Lucien: So Shangri-La’s inspiration for them was was, if you think about the mushroom missions that we had in Far Cry 3…
TSA: Yeah, it very much feels like this equivalent of the drug trips.
Lucien: It does. That’s the thing though, the mushroom missions were well received, but for the most part they really didn’t have an impact on how you played; they were on rails experiences. We wanted to do something that would offer the same thing, but we basically said, “Here, go and explore.”
The Shangri-La missions came about because we said, “What happens if you have the opportunity to explore the backstory of the country itself?” Initially, when Ajay Ghale was a little bit more of a front figure in our game – before we realised, “No, no, shut up, go back to the back to of the class and sit down.” – Shangri-La was more Ajay Ghale’s backstory.
Then we looked at it and decided our story was more about Kyrat, and once we realised that we thought that since we’ve created this mythology about Kyrat, rather than telling you about it, sitting you down with a book and saying, “These are the entries you need to read in order to understand our game,” we said, “Play through it. Play through it to understand who the hero is.”
TSA: So, my final question is an odd topic, with the skinning of animals, something which I think people could find distasteful particularly with endangered species, but you’re placed in a situation where they are so actively aggressive towards you so that you’re often acting in self defence. Do you think that’s something that can sit uneasily, or is it something you can brush off by saying it’s just a video game?
Lucien: Well no. The thing is for us that it’s all about the context, and that’s one of the things that we always look at, and we debate and we argue and go round and round. If the context doesn’t make sense to the setting that we have, it doesn’t belong there, and we’ve been the first to cut things that simply didn’t belong in the game.
With the skinning of the animals, we’re in the wilderness. Animals are going to be a threat and there are going to be dangerous animals out there. They became part of the DNA of the brand, because you have more threats than just humans.
But the thing is that if we have the killing of the animals, why are we just going to kill them and leave them out to rot? So we thought that maybe it’s a dual process where if you kill something, then you can put it to use.
TSA: It’s still pretty weird to have to collect three rhinoceros hides in order to get a bigger grenade bag, or something.
Lucien: It’s a very stylish grenade bag! Have you seen a rhinoceros grenade bag?
TSA: No! Has there ever been one made in real life?
Lucien: But this isn’t real life!
TSA: Yeah, OK, I’ll give you that…

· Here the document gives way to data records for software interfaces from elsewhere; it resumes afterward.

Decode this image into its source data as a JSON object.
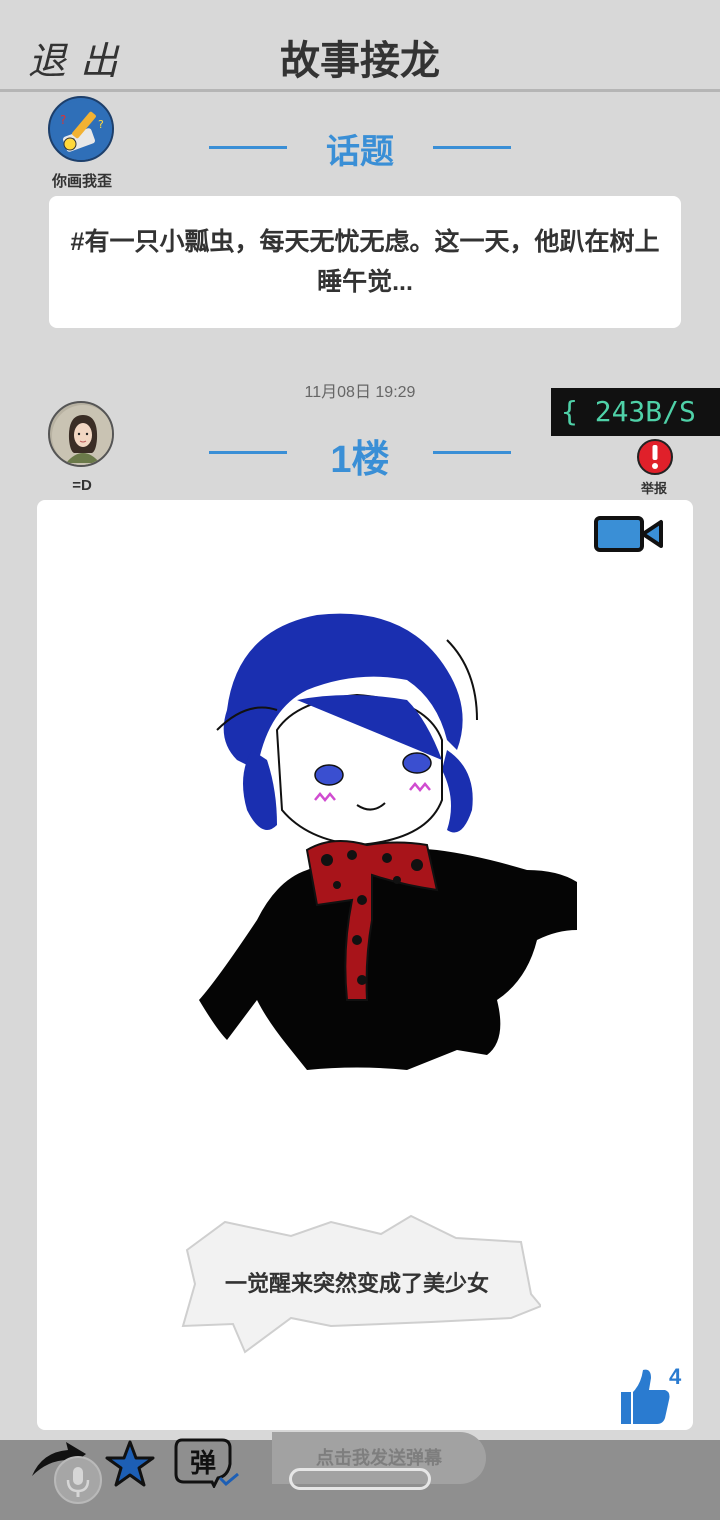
{
  "header": {
    "exit_label": "退出",
    "title": "故事接龙"
  },
  "topic": {
    "user_name": "你画我歪",
    "label": "话题",
    "text": "#有一只小瓢虫，每天无忧无虑。这一天，他趴在树上睡午觉..."
  },
  "floor": {
    "time": "11月08日  19:29",
    "user_name": "=D",
    "label": "1楼",
    "report_label": "举报",
    "caption": "一觉醒来突然变成了美少女",
    "like_count": "4"
  },
  "status": {
    "network_speed": "{ 243B/S"
  },
  "bottom_bar": {
    "danmaku_placeholder": "点击我发送弹幕",
    "danmaku_glyph": "弹"
  },
  "colors": {
    "accent": "#3a8fd6",
    "background": "#d8d8d8",
    "report": "#e0202a",
    "speed_text": "#4fd1a8"
  },
  "icons": [
    "pencil-app-icon",
    "girl-avatar-icon",
    "video-camera-icon",
    "thumbs-up-icon",
    "share-arrow-icon",
    "star-icon",
    "danmaku-icon",
    "microphone-icon",
    "report-exclamation-icon"
  ]
}
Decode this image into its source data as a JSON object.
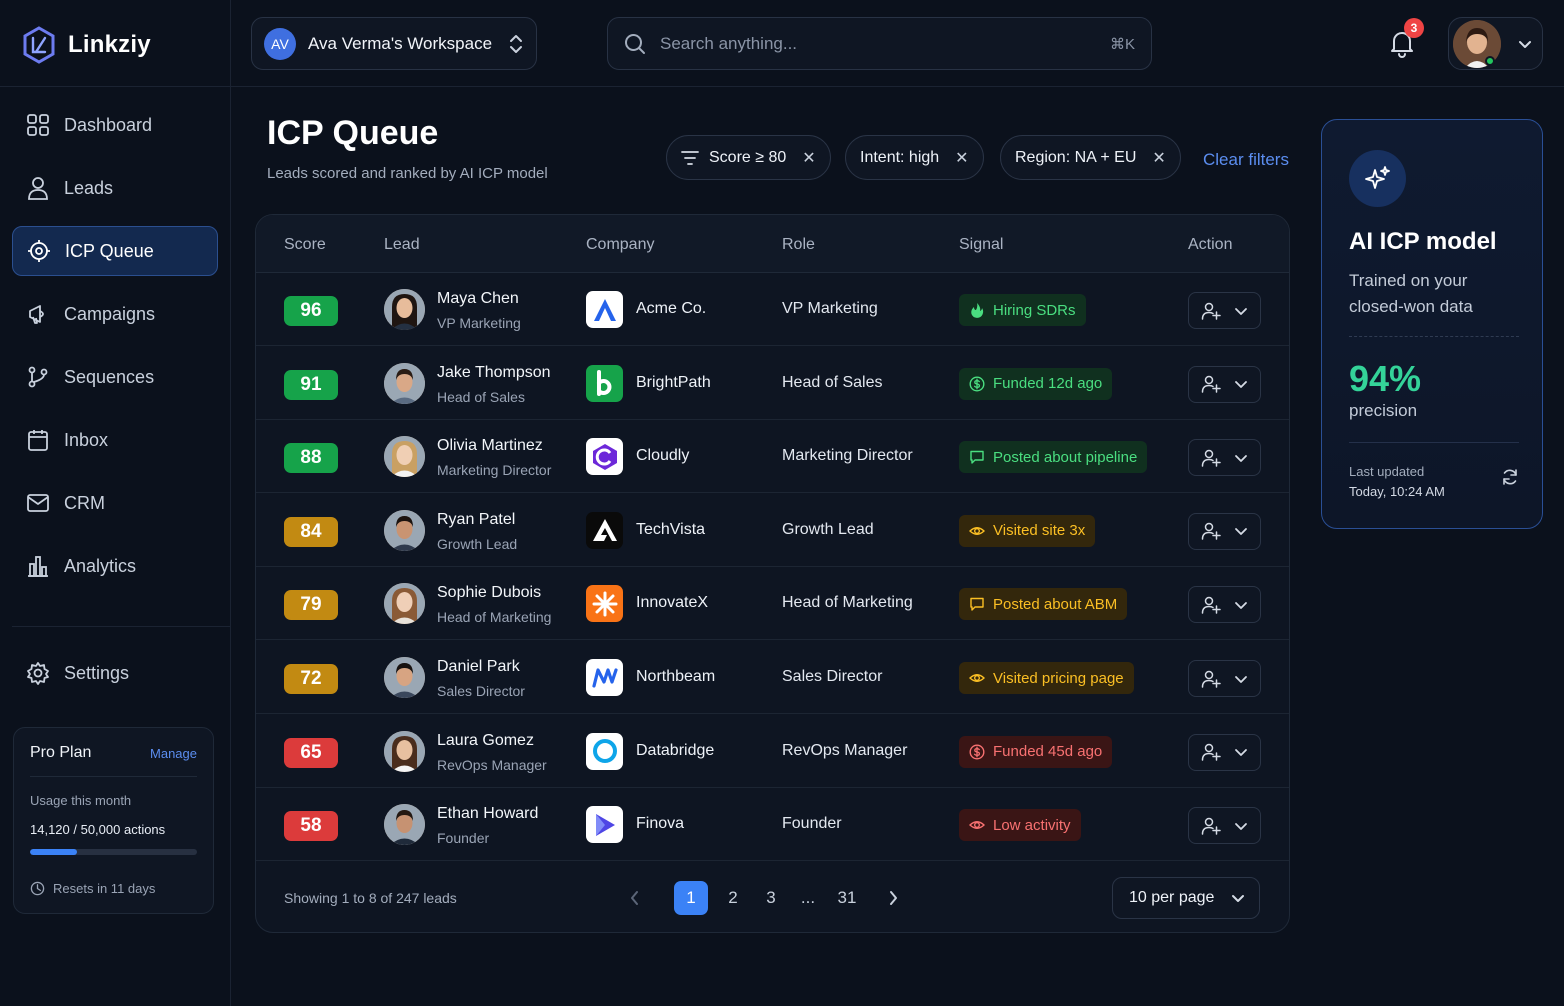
{
  "brand": {
    "name": "Linkziy"
  },
  "workspace": {
    "initials": "AV",
    "name": "Ava Verma's Workspace"
  },
  "search": {
    "placeholder": "Search anything...",
    "shortcut": "⌘K"
  },
  "notifications": {
    "count": "3"
  },
  "nav": {
    "items": [
      {
        "label": "Dashboard",
        "icon": "grid-icon"
      },
      {
        "label": "Leads",
        "icon": "user-icon"
      },
      {
        "label": "ICP Queue",
        "icon": "target-icon",
        "active": true
      },
      {
        "label": "Campaigns",
        "icon": "megaphone-icon"
      },
      {
        "label": "Sequences",
        "icon": "branch-icon"
      },
      {
        "label": "Inbox",
        "icon": "calendar-icon"
      },
      {
        "label": "CRM",
        "icon": "mail-icon"
      },
      {
        "label": "Analytics",
        "icon": "bar-chart-icon"
      }
    ],
    "settings": "Settings"
  },
  "plan": {
    "title": "Pro Plan",
    "manage": "Manage",
    "usage_label": "Usage this month",
    "usage": "14,120 / 50,000 actions",
    "usage_fraction": 0.2824,
    "reset": "Resets in 11 days"
  },
  "page": {
    "title": "ICP Queue",
    "subtitle": "Leads scored and ranked by AI ICP model"
  },
  "filters": {
    "chips": [
      "Score ≥ 80",
      "Intent: high",
      "Region: NA + EU"
    ],
    "clear": "Clear filters"
  },
  "table": {
    "headers": [
      "Score",
      "Lead",
      "Company",
      "Role",
      "Signal",
      "Action"
    ],
    "rows": [
      {
        "score": "96",
        "name": "Maya Chen",
        "title": "VP Marketing",
        "company": "Acme Co.",
        "role": "VP Marketing",
        "signal": "Hiring SDRs",
        "signal_icon": "flame-icon",
        "tone": "green"
      },
      {
        "score": "91",
        "name": "Jake Thompson",
        "title": "Head of Sales",
        "company": "BrightPath",
        "role": "Head of Sales",
        "signal": "Funded 12d ago",
        "signal_icon": "dollar-icon",
        "tone": "green"
      },
      {
        "score": "88",
        "name": "Olivia Martinez",
        "title": "Marketing Director",
        "company": "Cloudly",
        "role": "Marketing Director",
        "signal": "Posted about pipeline",
        "signal_icon": "comment-icon",
        "tone": "green"
      },
      {
        "score": "84",
        "name": "Ryan Patel",
        "title": "Growth Lead",
        "company": "TechVista",
        "role": "Growth Lead",
        "signal": "Visited site 3x",
        "signal_icon": "eye-icon",
        "tone": "amber"
      },
      {
        "score": "79",
        "name": "Sophie Dubois",
        "title": "Head of Marketing",
        "company": "InnovateX",
        "role": "Head of Marketing",
        "signal": "Posted about ABM",
        "signal_icon": "comment-icon",
        "tone": "amber"
      },
      {
        "score": "72",
        "name": "Daniel Park",
        "title": "Sales Director",
        "company": "Northbeam",
        "role": "Sales Director",
        "signal": "Visited pricing page",
        "signal_icon": "eye-icon",
        "tone": "amber"
      },
      {
        "score": "65",
        "name": "Laura Gomez",
        "title": "RevOps Manager",
        "company": "Databridge",
        "role": "RevOps Manager",
        "signal": "Funded 45d ago",
        "signal_icon": "dollar-icon",
        "tone": "red"
      },
      {
        "score": "58",
        "name": "Ethan Howard",
        "title": "Founder",
        "company": "Finova",
        "role": "Founder",
        "signal": "Low activity",
        "signal_icon": "eye-icon",
        "tone": "red"
      }
    ],
    "footer": {
      "showing": "Showing 1 to 8 of 247 leads",
      "pages": [
        "1",
        "2",
        "3",
        "...",
        "31"
      ],
      "per_page": "10 per page"
    }
  },
  "ai_card": {
    "title": "AI ICP model",
    "description": "Trained on your closed-won data",
    "metric": "94%",
    "metric_label": "precision",
    "updated_label": "Last updated",
    "updated": "Today, 10:24 AM"
  },
  "colors": {
    "accent": "#3b82f6",
    "score_green": "#16a34a",
    "score_amber": "#c28a12",
    "score_red": "#dc3b3b",
    "metric": "#34d399"
  }
}
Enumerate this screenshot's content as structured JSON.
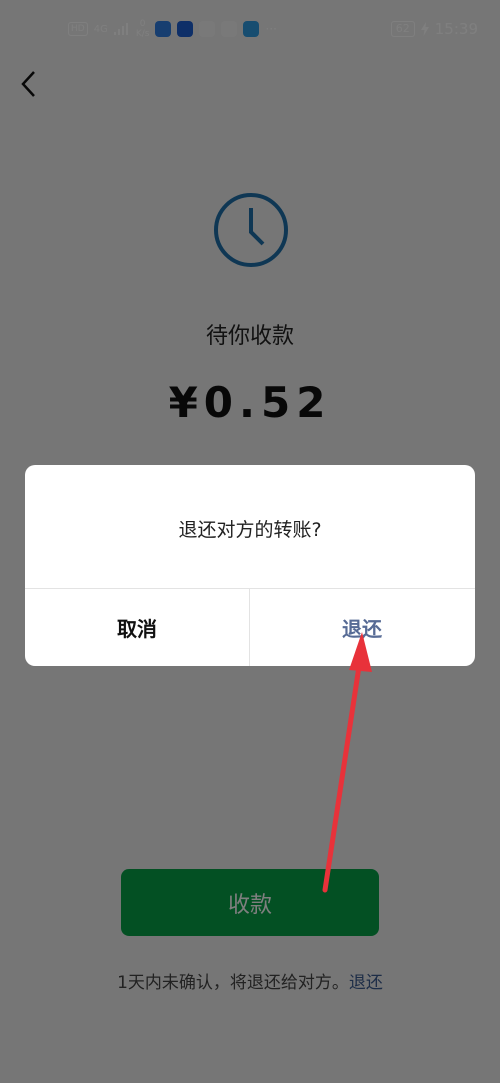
{
  "status_bar": {
    "hd": "HD",
    "network": "4G",
    "speed_value": "0",
    "speed_unit": "K/s",
    "more": "···",
    "battery": "62",
    "time": "15:39"
  },
  "main": {
    "wait_label": "待你收款",
    "amount": "¥0.52",
    "collect_button": "收款",
    "footer_note": "1天内未确认，将退还给对方。",
    "footer_link": "退还"
  },
  "dialog": {
    "message": "退还对方的转账?",
    "cancel": "取消",
    "refund": "退还"
  },
  "colors": {
    "accent_green": "#07a047",
    "link_blue": "#576b95",
    "clock_blue": "#1e6fa8",
    "arrow_red": "#e8323a"
  }
}
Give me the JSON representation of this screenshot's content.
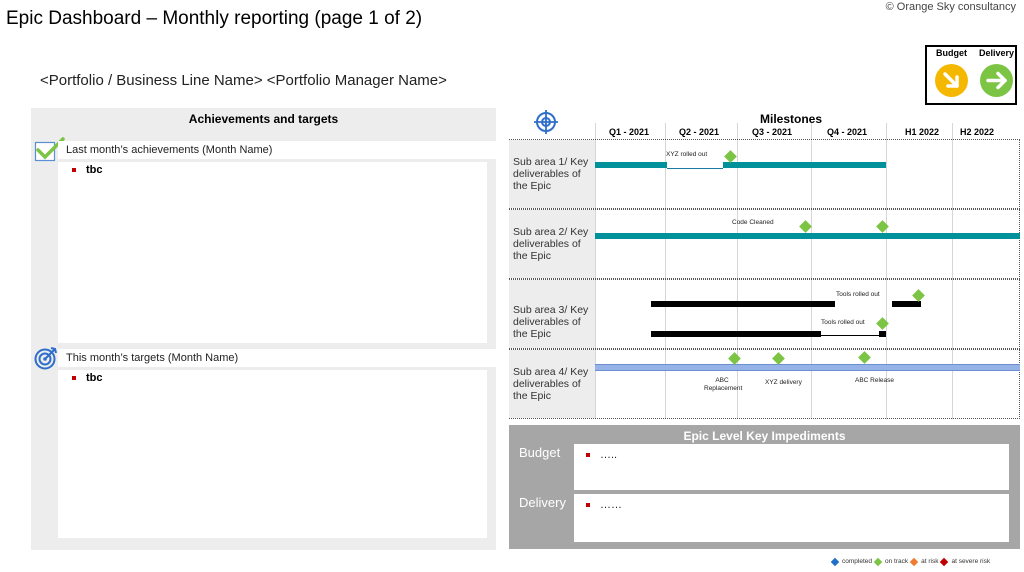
{
  "header": {
    "title": "Epic Dashboard – Monthly reporting  (page 1 of 2)",
    "copyright": "© Orange Sky consultancy",
    "portfolio": "<Portfolio / Business Line Name> <Portfolio Manager Name>"
  },
  "status": {
    "budget_label": "Budget",
    "delivery_label": "Delivery",
    "budget_color": "#f5b800",
    "delivery_color": "#7cc444"
  },
  "left": {
    "header": "Achievements and targets",
    "achievements_title": "Last month’s achievements (Month Name)",
    "achievements_item": "tbc",
    "targets_title": "This month’s targets (Month Name)",
    "targets_item": "tbc"
  },
  "milestones": {
    "title": "Milestones",
    "periods": [
      "Q1 - 2021",
      "Q2 - 2021",
      "Q3 - 2021",
      "Q4 - 2021",
      "H1 2022",
      "H2 2022"
    ],
    "rows": [
      {
        "label": "Sub area 1/ Key deliverables of the Epic",
        "milestones": [
          "XYZ  rolled out"
        ]
      },
      {
        "label": "Sub area 2/ Key deliverables of the Epic",
        "milestones": [
          "Code Cleaned"
        ]
      },
      {
        "label": "Sub area 3/ Key deliverables of the Epic",
        "milestones": [
          "Tools rolled out",
          "Tools rolled out"
        ]
      },
      {
        "label": "Sub area 4/ Key deliverables of the Epic",
        "milestones": [
          "ABC Replacement",
          "XYZ  delivery",
          "ABC  Release"
        ]
      }
    ]
  },
  "impediments": {
    "title": "Epic Level Key Impediments",
    "budget_label": "Budget",
    "budget_text": "…..",
    "delivery_label": "Delivery",
    "delivery_text": "……"
  },
  "legend": {
    "items": [
      {
        "label": "completed",
        "color": "#1f6fc9"
      },
      {
        "label": "on track",
        "color": "#7cc444"
      },
      {
        "label": "at risk",
        "color": "#ed7d31"
      },
      {
        "label": "at severe risk",
        "color": "#c00000"
      }
    ]
  },
  "colors": {
    "accent_teal": "#00919b",
    "milestone_green": "#7cc444",
    "panel_grey": "#ededed",
    "impediment_grey": "#a6a6a6",
    "bullet_red": "#c00000"
  }
}
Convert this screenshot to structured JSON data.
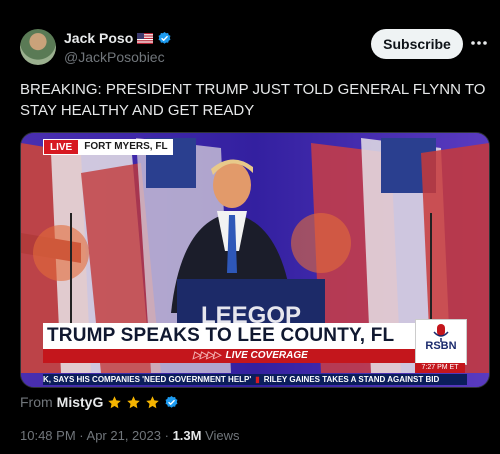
{
  "author": {
    "display_name": "Jack Poso",
    "handle": "@JackPosobiec",
    "flag": "us-flag-icon",
    "verified": true
  },
  "actions": {
    "subscribe_label": "Subscribe",
    "more": "more-icon"
  },
  "tweet": {
    "text": "BREAKING: PRESIDENT TRUMP JUST TOLD GENERAL FLYNN TO STAY HEALTHY AND GET READY"
  },
  "video": {
    "live_label": "LIVE",
    "location": "FORT MYERS, FL",
    "podium_text": "LEEGOP",
    "headline": "TRUMP SPEAKS TO LEE COUNTY, FL",
    "subline_arrows": "▷▷▷▷",
    "subline": "LIVE COVERAGE",
    "network": "RSBN",
    "network_time": "7:27 PM ET",
    "ticker_items": [
      "K, SAYS HIS COMPANIES 'NEED GOVERNMENT HELP'",
      "RILEY GAINES TAKES A STAND AGAINST BID"
    ]
  },
  "source": {
    "from_label": "From",
    "name": "MistyG"
  },
  "meta": {
    "time": "10:48 PM",
    "date": "Apr 21, 2023",
    "separator": "·",
    "views_count": "1.3M",
    "views_label": "Views"
  },
  "colors": {
    "background": "#000000",
    "text": "#e7e9ea",
    "secondary": "#71767b",
    "verified_blue": "#1d9bf0",
    "star_gold": "#f5b400",
    "stage_purple": "#3a2a9e",
    "banner_red": "#c4161c",
    "ticker_navy": "#0b1e5b"
  }
}
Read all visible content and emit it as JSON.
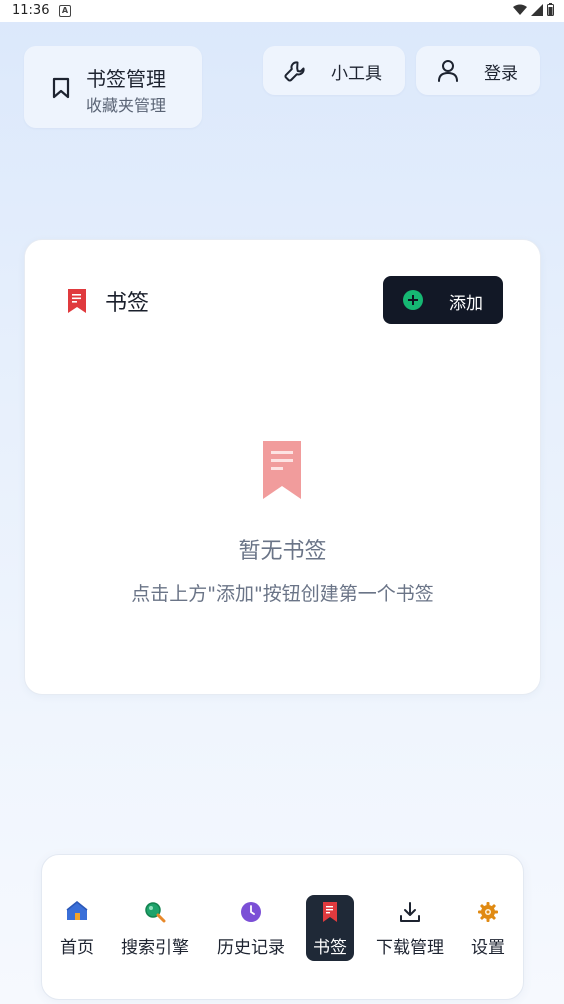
{
  "status_bar": {
    "time": "11:36",
    "notification_glyph": "A"
  },
  "header": {
    "brand_title": "书签管理",
    "brand_subtitle": "收藏夹管理",
    "tools_label": "小工具",
    "login_label": "登录"
  },
  "bookmarks_card": {
    "title": "书签",
    "add_label": "添加",
    "empty_title": "暂无书签",
    "empty_hint": "点击上方\"添加\"按钮创建第一个书签"
  },
  "nav": {
    "items": [
      {
        "label": "首页",
        "icon": "home-icon"
      },
      {
        "label": "搜索引擎",
        "icon": "search-icon"
      },
      {
        "label": "历史记录",
        "icon": "history-clock-icon"
      },
      {
        "label": "书签",
        "icon": "bookmark-icon",
        "active": true
      },
      {
        "label": "下载管理",
        "icon": "download-icon"
      },
      {
        "label": "设置",
        "icon": "settings-gear-icon"
      }
    ]
  },
  "colors": {
    "accent_dark": "#121826",
    "add_green": "#16b873",
    "bookmark_red": "#e03a3e",
    "empty_bookmark": "#f19c9c"
  }
}
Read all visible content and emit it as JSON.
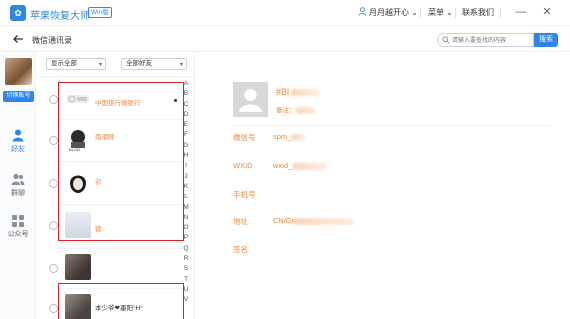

Thanks to Lucien for taking the time to talk to us. Far Cry 4 is out in the middle of next month, but don’t forget that you can savour some plenty of captured footage and a discussion about the game between Peter and me over here.
This coverage of Far Cry 4 came from a trip over to Paris, travel and accommodation for which were provided by Ubisoft.